Trust, once deflated, may never regain its form

Image: Kevin Dean via Flickr.com, (cc) some rights reserved 

Image: Kevin Dean via Flickr.com, (cc) some rights reserved 

Over the past two weeks, I learned that while it may be easier to throw an underinflated football, it’s really hard to deflect one.

I hope the New England Patriots have learned something from Deflategate, too: Once you lose an audience’s trust, it’s really hard to win it back again.

Years ago, I remember having a similar discussion with Brian and Ralph Roberts of Comcast about how to react to "Comcast sucks" vitriol. 

My suggestion: Be more humble, empathetic and transparent. 
Their solution: Convince the world how great we really are. (Remember “It’s Comcastic!”?)

Nearly a decade later, Comcast is still one of America's most-hated brands, whether fairly or not. And stories like this—"Comcast changes customer name to A**hole"—only cement that now-engrained reputation. 

Belichik and Brady are good enough to win Sunday’s Super Bowl, but they’ll have to work a whole lot harder in coming seasons to win back America's hearts.

Hint to both: It starts by deflating your own egos. 

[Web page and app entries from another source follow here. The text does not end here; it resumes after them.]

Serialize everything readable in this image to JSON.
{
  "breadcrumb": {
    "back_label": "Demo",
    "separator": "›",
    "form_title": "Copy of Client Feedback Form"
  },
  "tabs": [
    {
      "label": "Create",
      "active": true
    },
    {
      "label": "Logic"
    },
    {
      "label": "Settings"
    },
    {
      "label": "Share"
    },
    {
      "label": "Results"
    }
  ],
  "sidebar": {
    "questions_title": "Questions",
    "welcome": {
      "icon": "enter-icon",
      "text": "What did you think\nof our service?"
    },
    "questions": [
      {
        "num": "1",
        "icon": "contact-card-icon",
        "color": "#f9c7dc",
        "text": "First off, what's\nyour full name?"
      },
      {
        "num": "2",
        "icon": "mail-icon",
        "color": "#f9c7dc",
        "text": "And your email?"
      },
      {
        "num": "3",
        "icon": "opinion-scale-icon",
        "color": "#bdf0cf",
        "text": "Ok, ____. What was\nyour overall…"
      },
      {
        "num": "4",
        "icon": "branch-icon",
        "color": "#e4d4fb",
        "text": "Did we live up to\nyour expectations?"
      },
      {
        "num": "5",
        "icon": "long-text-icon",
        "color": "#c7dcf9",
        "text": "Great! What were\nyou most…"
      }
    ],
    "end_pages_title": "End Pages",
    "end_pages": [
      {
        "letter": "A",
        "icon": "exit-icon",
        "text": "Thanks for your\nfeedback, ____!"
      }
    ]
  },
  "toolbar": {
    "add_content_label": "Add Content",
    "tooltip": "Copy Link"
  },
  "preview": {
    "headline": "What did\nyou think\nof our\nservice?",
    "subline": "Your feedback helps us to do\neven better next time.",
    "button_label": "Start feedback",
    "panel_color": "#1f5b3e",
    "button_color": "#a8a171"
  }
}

A SCIENTIST WEIGHS IN: Yes, atmospheric conditions, including the rain, could have been the cause for the underinflated footballs. Lesson: Mistrust trumps truth.